OHSU-POST-1511: Gene Diversification of an Emerging Pathogen: A Decade of Mutation in a novel Fish Viral Hemorrhagic Septicemia (VHS) substrain since its first appearance in the Laurentian Great Lakes

Published: Jan 29, 2015
Last Modified: Jun 9, 2015
Direct: Permalink

Contributors

Douglas Leaman

Chair, University of Toledo

Dr. Carol A. Stepien

Director, UT Lake Erie Center

Abstract

“Viral Hemorrhagic Septicemia virus (VHSv) is an RNA rhabdovirus that causes one of the world’s most serious fish diseases, infecting >80 species across the Northern Hemisphere.
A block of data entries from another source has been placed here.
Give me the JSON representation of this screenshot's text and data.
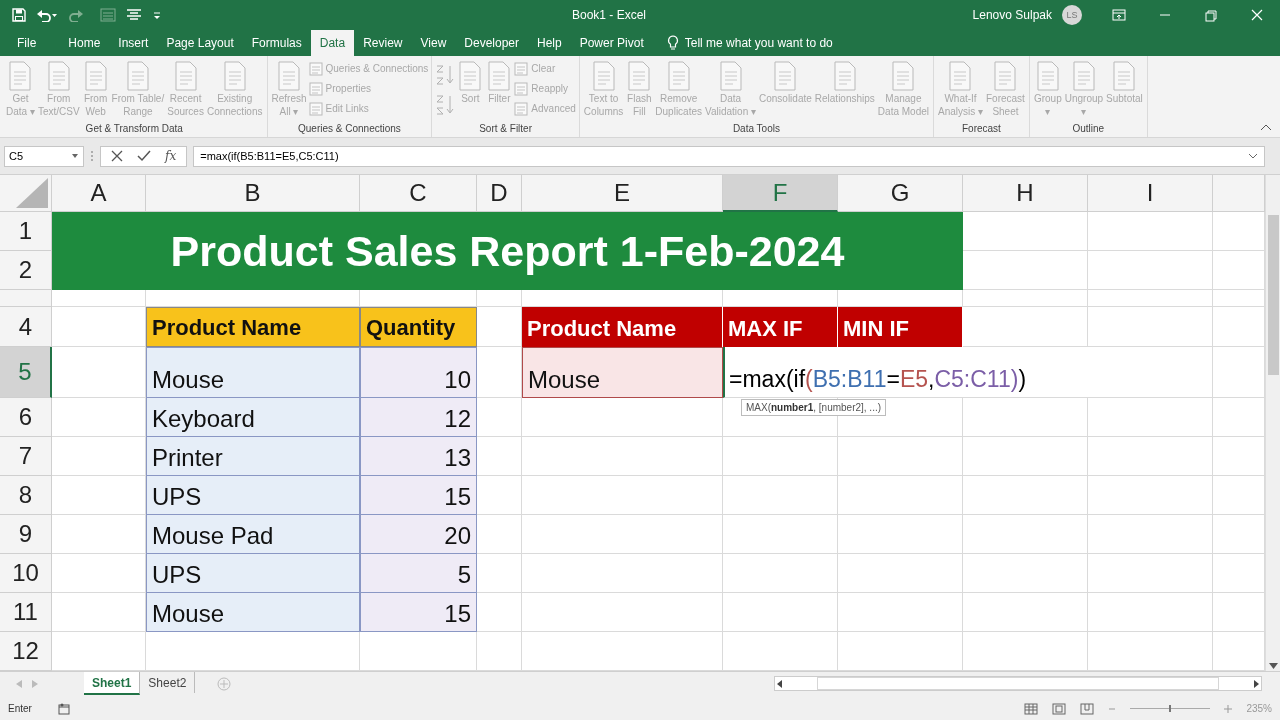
{
  "window": {
    "title": "Book1  -  Excel",
    "user": "Lenovo Sulpak",
    "avatar": "LS"
  },
  "tabs": [
    {
      "label": "File",
      "selected": false
    },
    {
      "label": "Home",
      "selected": false
    },
    {
      "label": "Insert",
      "selected": false
    },
    {
      "label": "Page Layout",
      "selected": false
    },
    {
      "label": "Formulas",
      "selected": false
    },
    {
      "label": "Data",
      "selected": true
    },
    {
      "label": "Review",
      "selected": false
    },
    {
      "label": "View",
      "selected": false
    },
    {
      "label": "Developer",
      "selected": false
    },
    {
      "label": "Help",
      "selected": false
    },
    {
      "label": "Power Pivot",
      "selected": false
    }
  ],
  "tell_me": "Tell me what you want to do",
  "ribbon": {
    "groups": [
      {
        "label": "Get & Transform Data",
        "commands": [
          {
            "kind": "large",
            "lines": [
              "Get",
              "Data ▾"
            ],
            "disabled": true
          },
          {
            "kind": "large",
            "lines": [
              "From",
              "Text/CSV"
            ],
            "disabled": true
          },
          {
            "kind": "large",
            "lines": [
              "From",
              "Web"
            ],
            "disabled": true
          },
          {
            "kind": "large",
            "lines": [
              "From Table/",
              "Range"
            ],
            "disabled": true
          },
          {
            "kind": "large",
            "lines": [
              "Recent",
              "Sources"
            ],
            "disabled": true
          },
          {
            "kind": "large",
            "lines": [
              "Existing",
              "Connections"
            ],
            "disabled": true
          }
        ]
      },
      {
        "label": "Queries & Connections",
        "commands": [
          {
            "kind": "large",
            "lines": [
              "Refresh",
              "All ▾"
            ],
            "disabled": true
          },
          {
            "kind": "small",
            "lines": [
              "Queries & Connections",
              "Properties",
              "Edit Links"
            ],
            "disabled": true
          }
        ]
      },
      {
        "label": "Sort & Filter",
        "commands": [
          {
            "kind": "sorticons",
            "disabled": true
          },
          {
            "kind": "large",
            "lines": [
              "Sort"
            ],
            "disabled": true
          },
          {
            "kind": "large",
            "lines": [
              "Filter"
            ],
            "disabled": true
          },
          {
            "kind": "small",
            "lines": [
              "Clear",
              "Reapply",
              "Advanced"
            ],
            "disabled": true
          }
        ]
      },
      {
        "label": "Data Tools",
        "commands": [
          {
            "kind": "large",
            "lines": [
              "Text to",
              "Columns"
            ],
            "disabled": true
          },
          {
            "kind": "large",
            "lines": [
              "Flash",
              "Fill"
            ],
            "disabled": true
          },
          {
            "kind": "large",
            "lines": [
              "Remove",
              "Duplicates"
            ],
            "disabled": true
          },
          {
            "kind": "large",
            "lines": [
              "Data",
              "Validation ▾"
            ],
            "disabled": true
          },
          {
            "kind": "large",
            "lines": [
              "Consolidate"
            ],
            "disabled": true
          },
          {
            "kind": "large",
            "lines": [
              "Relationships"
            ],
            "disabled": true
          },
          {
            "kind": "large",
            "lines": [
              "Manage",
              "Data Model"
            ],
            "disabled": true
          }
        ]
      },
      {
        "label": "Forecast",
        "commands": [
          {
            "kind": "large",
            "lines": [
              "What-If",
              "Analysis ▾"
            ],
            "disabled": true
          },
          {
            "kind": "large",
            "lines": [
              "Forecast",
              "Sheet"
            ],
            "disabled": true
          }
        ]
      },
      {
        "label": "Outline",
        "commands": [
          {
            "kind": "large",
            "lines": [
              "Group",
              "▾"
            ],
            "disabled": true
          },
          {
            "kind": "large",
            "lines": [
              "Ungroup",
              "▾"
            ],
            "disabled": true
          },
          {
            "kind": "large",
            "lines": [
              "Subtotal"
            ],
            "disabled": true
          }
        ]
      }
    ]
  },
  "formula_bar": {
    "name_box": "C5",
    "fx": "fx",
    "formula": "=max(if(B5:B11=E5,C5:C11)"
  },
  "columns": [
    {
      "label": "A",
      "selected": false
    },
    {
      "label": "B",
      "selected": false
    },
    {
      "label": "C",
      "selected": false
    },
    {
      "label": "D",
      "selected": false
    },
    {
      "label": "E",
      "selected": false
    },
    {
      "label": "F",
      "selected": true
    },
    {
      "label": "G",
      "selected": false
    },
    {
      "label": "H",
      "selected": false
    },
    {
      "label": "I",
      "selected": false
    }
  ],
  "rows": [
    {
      "kind": "normal",
      "label": "1",
      "selected": false
    },
    {
      "kind": "normal",
      "label": "2",
      "selected": false
    },
    {
      "kind": "short",
      "selected": false
    },
    {
      "kind": "normal",
      "label": "4",
      "selected": false
    },
    {
      "kind": "normal",
      "label": "5",
      "selected": true
    },
    {
      "kind": "normal",
      "label": "6",
      "selected": false
    },
    {
      "kind": "normal",
      "label": "7",
      "selected": false
    },
    {
      "kind": "normal",
      "label": "8",
      "selected": false
    },
    {
      "kind": "normal",
      "label": "9",
      "selected": false
    },
    {
      "kind": "normal",
      "label": "10",
      "selected": false
    },
    {
      "kind": "normal",
      "label": "11",
      "selected": false
    },
    {
      "kind": "normal",
      "label": "12",
      "selected": false
    }
  ],
  "sheet": {
    "title": "Product Sales Report 1-Feb-2024",
    "table": {
      "columns": [
        "Product Name",
        "Quantity"
      ],
      "rows": [
        [
          "Mouse",
          "10"
        ],
        [
          "Keyboard",
          "12"
        ],
        [
          "Printer",
          "13"
        ],
        [
          "UPS",
          "15"
        ],
        [
          "Mouse Pad",
          "20"
        ],
        [
          "UPS",
          "5"
        ],
        [
          "Mouse",
          "15"
        ]
      ]
    },
    "lookup": {
      "columns": [
        "Product Name",
        "MAX IF",
        "MIN IF"
      ],
      "value": "Mouse",
      "formula_parts": [
        {
          "text": "=max(if",
          "color": "#000000"
        },
        {
          "text": "(",
          "color": "#b5534f"
        },
        {
          "text": "B5:B11",
          "color": "#3e6fb0"
        },
        {
          "text": "=",
          "color": "#000000"
        },
        {
          "text": "E5",
          "color": "#b5534f"
        },
        {
          "text": ",",
          "color": "#000000"
        },
        {
          "text": "C5:C11",
          "color": "#7b5ea7"
        },
        {
          "text": ")",
          "color": "#7b5ea7"
        },
        {
          "text": ")",
          "color": "#000000"
        }
      ]
    },
    "tooltip": "MAX(**number1**, [number2], ...)"
  },
  "sheet_tabs": [
    {
      "label": "Sheet1",
      "selected": true
    },
    {
      "label": "Sheet2",
      "selected": false
    }
  ],
  "status_bar": {
    "mode": "Enter",
    "zoom_slider": {
      "level": 0.5
    },
    "zoom": "235%"
  }
}
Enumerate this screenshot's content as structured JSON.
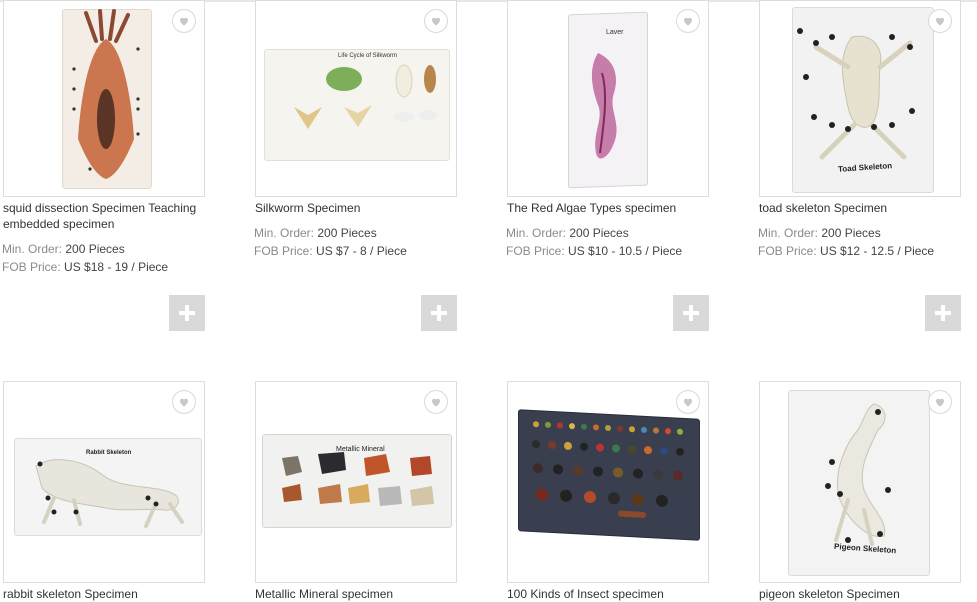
{
  "products": [
    {
      "title": "squid dissection Specimen Teaching embedded specimen",
      "min_order_label": "Min. Order:",
      "min_order": "200 Pieces",
      "fob_label": "FOB Price:",
      "fob_price": "US $18 - 19 / Piece"
    },
    {
      "title": "Silkworm Specimen",
      "min_order_label": "Min. Order:",
      "min_order": "200 Pieces",
      "fob_label": "FOB Price:",
      "fob_price": "US $7 - 8 / Piece"
    },
    {
      "title": "The Red Algae Types specimen",
      "min_order_label": "Min. Order:",
      "min_order": "200 Pieces",
      "fob_label": "FOB Price:",
      "fob_price": "US $10 - 10.5 / Piece"
    },
    {
      "title": "toad skeleton Specimen",
      "min_order_label": "Min. Order:",
      "min_order": "200 Pieces",
      "fob_label": "FOB Price:",
      "fob_price": "US $12 - 12.5 / Piece"
    },
    {
      "title": "rabbit skeleton Specimen"
    },
    {
      "title": "Metallic Mineral specimen"
    },
    {
      "title": "100 Kinds of Insect specimen"
    },
    {
      "title": "pigeon skeleton Specimen"
    }
  ],
  "image_labels": {
    "silkworm": "Life Cycle of Silkworm",
    "laver": "Laver",
    "toad": "Toad Skeleton",
    "rabbit": "Rabbit Skeleton",
    "mineral": "Metallic Mineral",
    "pigeon": "Pigeon Skeleton"
  },
  "icons": {
    "favorite": "heart-icon",
    "add": "plus-icon"
  }
}
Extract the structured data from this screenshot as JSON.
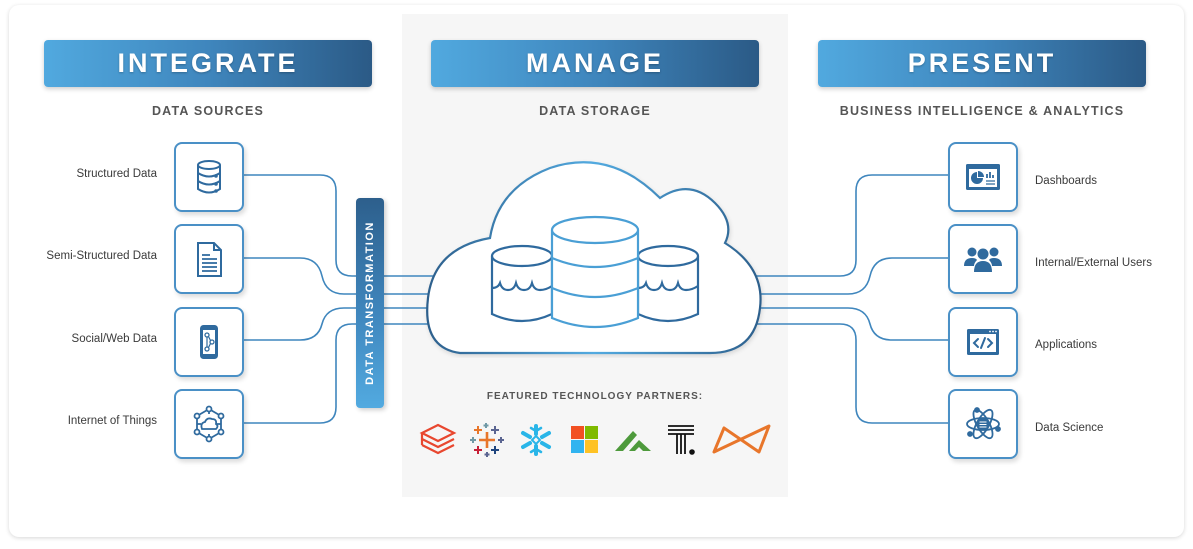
{
  "columns": {
    "integrate": {
      "title": "INTEGRATE",
      "subtitle": "DATA SOURCES",
      "items": [
        {
          "label": "Structured Data",
          "icon": "database-icon"
        },
        {
          "label": "Semi-Structured Data",
          "icon": "document-icon"
        },
        {
          "label": "Social/Web Data",
          "icon": "mobile-share-icon"
        },
        {
          "label": "Internet of Things",
          "icon": "iot-network-icon"
        }
      ]
    },
    "manage": {
      "title": "MANAGE",
      "subtitle": "DATA STORAGE",
      "transform_label": "DATA TRANSFORMATION",
      "partners_title": "FEATURED TECHNOLOGY PARTNERS:",
      "partners": [
        {
          "name": "databricks-logo",
          "color": "#e8472f"
        },
        {
          "name": "tableau-logo",
          "color": "#e8762b"
        },
        {
          "name": "snowflake-logo",
          "color": "#29b5e8"
        },
        {
          "name": "microsoft-logo",
          "color": "#f25022"
        },
        {
          "name": "green-peaks-logo",
          "color": "#4e9a3c"
        },
        {
          "name": "t-dot-logo",
          "color": "#111111"
        },
        {
          "name": "orange-bowtie-logo",
          "color": "#e8762b"
        }
      ]
    },
    "present": {
      "title": "PRESENT",
      "subtitle": "BUSINESS INTELLIGENCE & ANALYTICS",
      "items": [
        {
          "label": "Dashboards",
          "icon": "dashboard-icon"
        },
        {
          "label": "Internal/External Users",
          "icon": "users-icon"
        },
        {
          "label": "Applications",
          "icon": "code-window-icon"
        },
        {
          "label": "Data Science",
          "icon": "atom-database-icon"
        }
      ]
    }
  },
  "colors": {
    "banner_start": "#51a9df",
    "banner_end": "#2b5a86",
    "line": "#3f86bd",
    "icon": "#2f6a9e"
  }
}
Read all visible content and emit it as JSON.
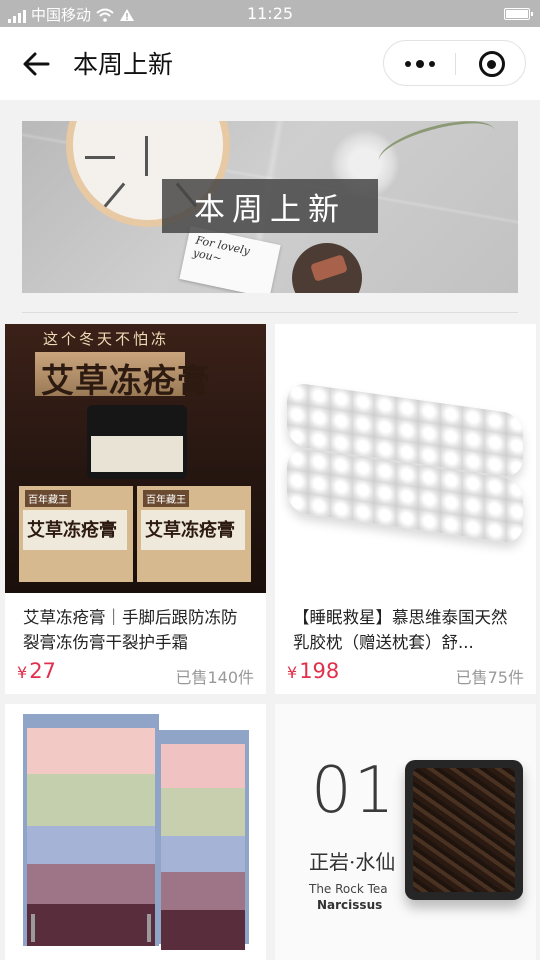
{
  "status_bar": {
    "carrier": "中国移动",
    "time": "11:25"
  },
  "nav": {
    "title": "本周上新"
  },
  "banner": {
    "title": "本周上新",
    "card_text": "For lovely\nyou~"
  },
  "products": [
    {
      "name": "艾草冻疮膏｜手脚后跟防冻防裂膏冻伤膏干裂护手霜",
      "currency": "¥",
      "price": "27",
      "sold": "已售140件",
      "image": {
        "top_slogan": "这个冬天不怕冻",
        "title": "艾草冻疮膏",
        "box_brand": "百年藏王",
        "box_label": "艾草冻疮膏"
      }
    },
    {
      "name": "【睡眠救星】慕思维泰国天然乳胶枕（赠送枕套）舒...",
      "currency": "¥",
      "price": "198",
      "sold": "已售75件"
    },
    {
      "name": "",
      "image": {}
    },
    {
      "name": "",
      "image": {
        "number": "01",
        "name_cn": "正岩·水仙",
        "name_en": "The Rock Tea",
        "name_en2": "Narcissus"
      }
    }
  ]
}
A novel and virulent substrain, IVb, first appeared in the Laurentian Great Lakes about a decade ago, resulting in massive fish kills, rapid spread, and genetic diversification. We analyzed temporal and spatial mutational patterns in the non-virion (Nv), glycoprotein (G), phosphoprotein (P), and matrix (M) genes. Our results show the Nv-gene has been evolving the fastest, with the G-gene second fastest. P- and M- genes are evolutionarily conserved and display slower rates of change. Samples from Lakes Erie and Ontario contained the greatest haplotype diversity. Since the 2006 outbreak, variants have increased in number, perhaps in response to fish populations developing resistance. Rapid evolutionary differentiation may allow new variants to evade fish host recognition and immune responses, facilitating persistence along with geographic expansion.”